A parking garage is still on the table for Huntington Village, according to Town representatives.
The news comes off Tuesday's Huntington Chamber of Commerce meeting where Manhattan transportation consultants Nelson-Nygaard updated members on a parking study meant to alleviate parking woes and congestion in downtown Huntington.
"The consultant is pretty certain that he's going to be able to give us some recommendations of how we can make some changes to modify parking behaviors in the short term and advise us if a structure would be called for," said Town of Huntington Community Development Director Joan Cergol.
"At this point, he's told us that there are situations where municipalities can spend a lot of money on a structure and during the week it will be empty. We don't want to see that happen and we want to see what we can do in the here and now to help, and then plan for the structure."
The idea of a parking garage on either the New Street lot or the Elm Street lot has been floated since parking congestion seemed to reach a critical mass around the time of the Paramount Theater's debut on New York Avenue.
The Paramount joined with four other agencies--The Town of Huntington, the Huntington Chamber of Commerce, the Huntington Business Development District, and the Huntington Economic Development Corporation--to commission the study last summer for a cost of $39,530.
Nelson-Nygaard began studying existing parking conditions and usage patterns in the fall and created a public survey on parking conditions. The electronic survey was posted on the Town and Chamber websites since January and will be open until March.
There are over 2,200 public parking spaces in the village, according to Nelson-Nygaard's findings, comprised of 42 percent on-street and 58 percent off-street spaces, 40 percent of which are metered and time-limited mostly by two hours. There are nine parking lots with free, unlimited parking. A PDF with the full findings and maps is attached to this article.
Nelson Nygaard also conducted focus groups of 8-12 business owners, local experts such as traffic engineers and architects, and residents.
The key issues identified by stakeholders were: Sufficiency of current supply, and options for expansion; Impact of the Paramount Theater on nearby businesses and residents; Awareness of off-street options; Long-term use of on-street spaces; Enforcement; Availability among most convenient options; and Plan for growth.

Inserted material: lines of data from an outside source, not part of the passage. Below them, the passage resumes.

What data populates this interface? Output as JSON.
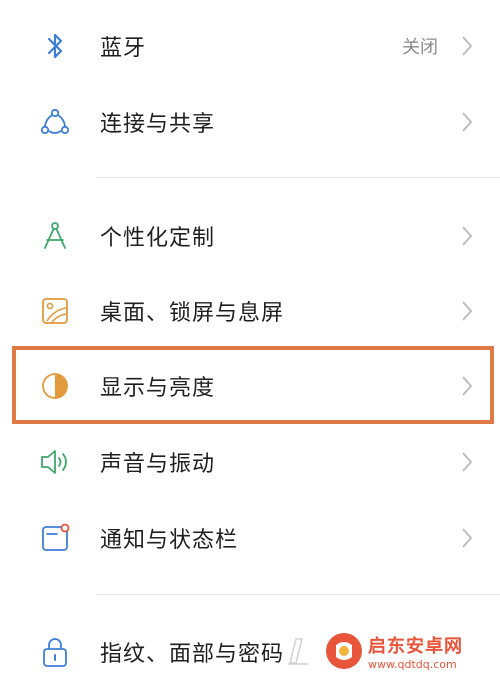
{
  "settings": {
    "items": [
      {
        "label": "蓝牙",
        "value": "关闭",
        "icon": "bluetooth-icon"
      },
      {
        "label": "连接与共享",
        "icon": "connection-share-icon"
      },
      {
        "label": "个性化定制",
        "icon": "personalization-icon"
      },
      {
        "label": "桌面、锁屏与息屏",
        "icon": "wallpaper-icon"
      },
      {
        "label": "显示与亮度",
        "icon": "display-brightness-icon"
      },
      {
        "label": "声音与振动",
        "icon": "sound-icon"
      },
      {
        "label": "通知与状态栏",
        "icon": "notification-icon"
      },
      {
        "label": "指纹、面部与密码",
        "icon": "lock-icon"
      }
    ]
  },
  "highlight": {
    "target": "显示与亮度",
    "color": "#e07a45"
  },
  "watermark": {
    "title": "启东安卓网",
    "url": "www.qdtdq.com"
  },
  "colors": {
    "blue": "#3d7fd6",
    "green": "#3fa86b",
    "orange": "#e39a3c",
    "chevron": "#bdbdbd"
  }
}
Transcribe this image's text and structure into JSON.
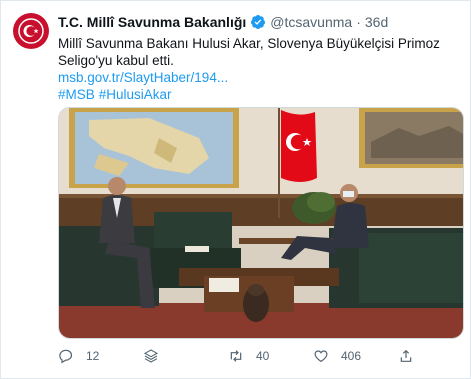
{
  "author": {
    "name": "T.C. Millî Savunma Bakanlığı",
    "handle": "@tcsavunma",
    "separator": "·",
    "time": "36d"
  },
  "tweet": {
    "text": "Millî Savunma Bakanı Hulusi Akar, Slovenya Büyükelçisi Primoz Seligo'yu kabul etti.",
    "link": "msb.gov.tr/SlaytHaber/194...",
    "hashtags": [
      "#MSB",
      "#HulusiAkar"
    ]
  },
  "actions": {
    "replies": "12",
    "retweets": "40",
    "likes": "406"
  },
  "icons": [
    "verified-badge-icon",
    "reply-icon",
    "share-stack-icon",
    "retweet-icon",
    "like-icon"
  ],
  "colors": {
    "accent": "#1d9bf0",
    "avatar": "#c8102e",
    "flag_red": "#e30a17",
    "muted": "#536471"
  }
}
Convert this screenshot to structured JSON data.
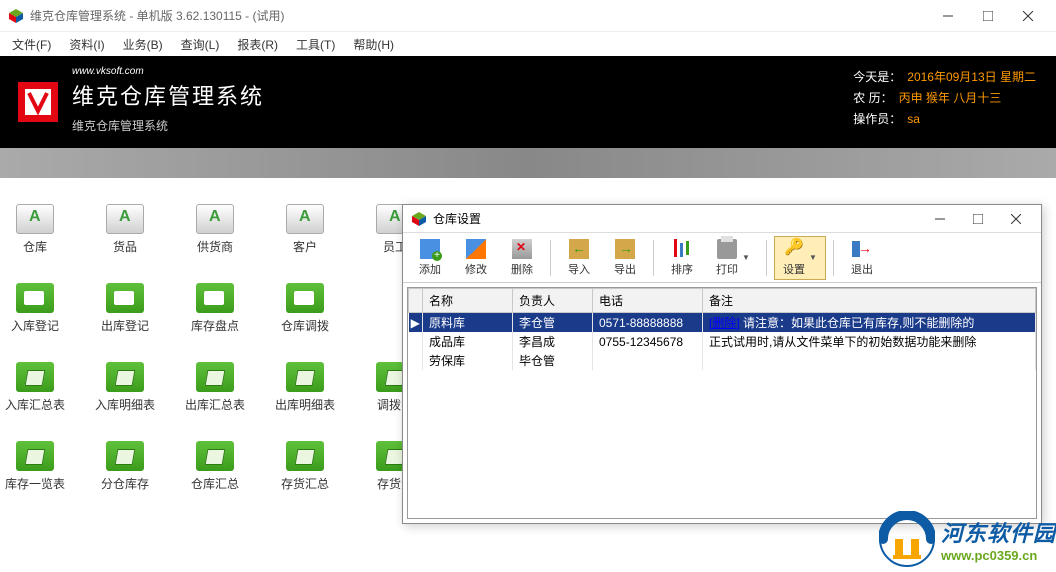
{
  "main_window": {
    "title": "维克仓库管理系统 - 单机版 3.62.130115 - (试用)"
  },
  "menu": {
    "items": [
      "文件(F)",
      "资料(I)",
      "业务(B)",
      "查询(L)",
      "报表(R)",
      "工具(T)",
      "帮助(H)"
    ]
  },
  "banner": {
    "url": "www.vksoft.com",
    "brand": "维克仓库管理系统",
    "sub": "维克仓库管理系统",
    "today_label": "今天是：",
    "today_value": "2016年09月13日  星期二",
    "lunar_label": "农   历：",
    "lunar_value": "丙申 猴年 八月十三",
    "operator_label": "操作员：",
    "operator_value": "sa"
  },
  "desktop": {
    "rows": [
      [
        {
          "label": "仓库",
          "icon": "xls"
        },
        {
          "label": "货品",
          "icon": "xls"
        },
        {
          "label": "供货商",
          "icon": "xls"
        },
        {
          "label": "客户",
          "icon": "xls"
        },
        {
          "label": "员工",
          "icon": "xls"
        }
      ],
      [
        {
          "label": "入库登记",
          "icon": "folder"
        },
        {
          "label": "出库登记",
          "icon": "folder"
        },
        {
          "label": "库存盘点",
          "icon": "folder"
        },
        {
          "label": "仓库调拨",
          "icon": "folder"
        }
      ],
      [
        {
          "label": "入库汇总表",
          "icon": "folder2"
        },
        {
          "label": "入库明细表",
          "icon": "folder2"
        },
        {
          "label": "出库汇总表",
          "icon": "folder2"
        },
        {
          "label": "出库明细表",
          "icon": "folder2"
        },
        {
          "label": "调拨明",
          "icon": "folder2"
        }
      ],
      [
        {
          "label": "库存一览表",
          "icon": "folder2"
        },
        {
          "label": "分仓库存",
          "icon": "folder2"
        },
        {
          "label": "仓库汇总",
          "icon": "folder2"
        },
        {
          "label": "存货汇总",
          "icon": "folder2"
        },
        {
          "label": "存货分",
          "icon": "folder2"
        }
      ]
    ]
  },
  "dialog": {
    "title": "仓库设置",
    "toolbar": {
      "add": "添加",
      "edit": "修改",
      "delete": "删除",
      "import": "导入",
      "export": "导出",
      "sort": "排序",
      "print": "打印",
      "settings": "设置",
      "exit": "退出"
    },
    "table": {
      "headers": [
        "",
        "名称",
        "负责人",
        "电话",
        "备注"
      ],
      "rows": [
        {
          "marker": "▶",
          "name": "原料库",
          "person": "李仓管",
          "phone": "0571-88888888",
          "note_del": "[删除]",
          "note": " 请注意：如果此仓库已有库存,则不能删除的",
          "selected": true
        },
        {
          "marker": "",
          "name": "成品库",
          "person": "李昌成",
          "phone": "0755-12345678",
          "note_del": "",
          "note": "正式试用时,请从文件菜单下的初始数据功能来删除",
          "selected": false
        },
        {
          "marker": "",
          "name": "劳保库",
          "person": "毕仓管",
          "phone": "",
          "note_del": "",
          "note": "",
          "selected": false
        }
      ]
    }
  },
  "watermark": {
    "cn": "河东软件园",
    "en": "www.pc0359.cn"
  }
}
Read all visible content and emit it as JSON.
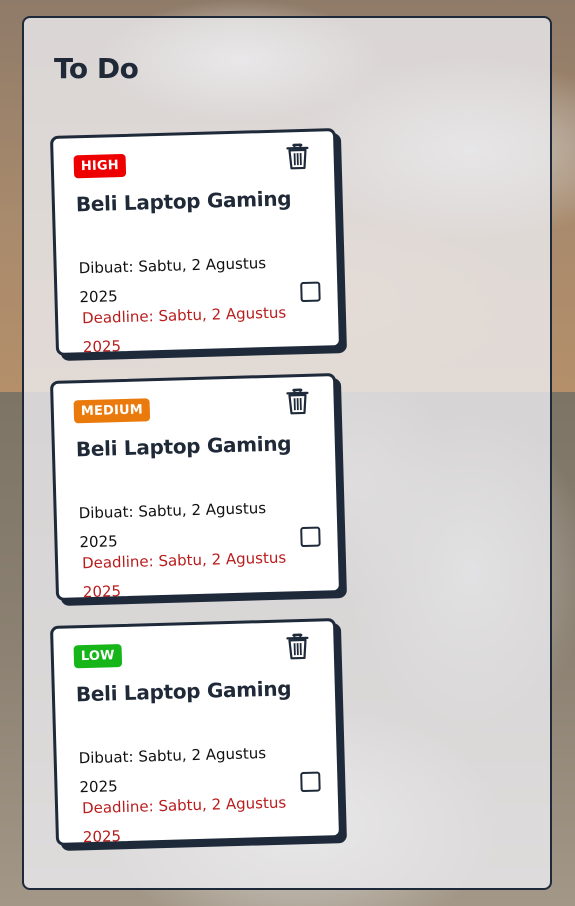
{
  "panel": {
    "title": "To Do"
  },
  "todos": [
    {
      "priority": "HIGH",
      "priority_color": "#ef0000",
      "title": "Beli Laptop Gaming",
      "created": "Dibuat: Sabtu, 2 Agustus 2025",
      "deadline": "Deadline: Sabtu, 2 Agustus 2025",
      "done": false,
      "delete_icon": "trash-icon"
    },
    {
      "priority": "MEDIUM",
      "priority_color": "#ea7a0c",
      "title": "Beli Laptop Gaming",
      "created": "Dibuat: Sabtu, 2 Agustus 2025",
      "deadline": "Deadline: Sabtu, 2 Agustus 2025",
      "done": false,
      "delete_icon": "trash-icon"
    },
    {
      "priority": "LOW",
      "priority_color": "#16b51a",
      "title": "Beli Laptop Gaming",
      "created": "Dibuat: Sabtu, 2 Agustus 2025",
      "deadline": "Deadline: Sabtu, 2 Agustus 2025",
      "done": false,
      "delete_icon": "trash-icon"
    }
  ],
  "colors": {
    "border": "#1e2a3a",
    "deadline": "#b91c1c"
  }
}
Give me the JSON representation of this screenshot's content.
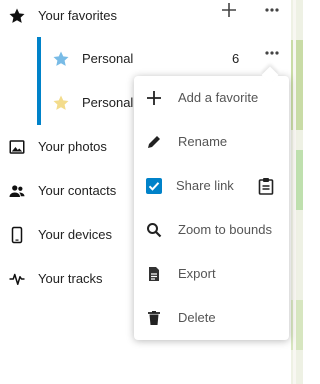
{
  "favorites": {
    "label": "Your favorites",
    "categories": [
      {
        "label": "Personal",
        "count": "6",
        "star_color": "#78bbe6"
      },
      {
        "label": "Personal",
        "star_color": "#f3dc8c"
      }
    ]
  },
  "sections": [
    {
      "label": "Your photos",
      "icon": "image-icon"
    },
    {
      "label": "Your contacts",
      "icon": "contacts-icon"
    },
    {
      "label": "Your devices",
      "icon": "phone-icon"
    },
    {
      "label": "Your tracks",
      "icon": "activity-icon"
    }
  ],
  "context_menu": {
    "add_favorite": "Add a favorite",
    "rename": "Rename",
    "share_link": "Share link",
    "share_checked": true,
    "zoom_to_bounds": "Zoom to bounds",
    "export": "Export",
    "delete": "Delete"
  },
  "colors": {
    "accent": "#0082c9",
    "checkbox": "#0082c9"
  }
}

Cergol said she considered Tuesday's presentation at the Chamber meeting productive both in terms of current methods of allaying parking woes and for considering future plans. One of the easiest ways of reducing "search congestion," cars circling the block for a parking space, would be to post more signage pointing out parking lots around the village.
"If you're a new person coming into the area and you really don't know where our parking lots are, you're just going to look on the main thoroughfare to park and we need to make it more clear where the lots are," said Cergol. "There is minimal or no incentive to park outside the main way."
Nelson-Nygaard will complete an additional round of field studies in March. Draft recommendations will be presented to the steering committee by the end of April. A full PDF of their Tuesday presentation is attached to this article.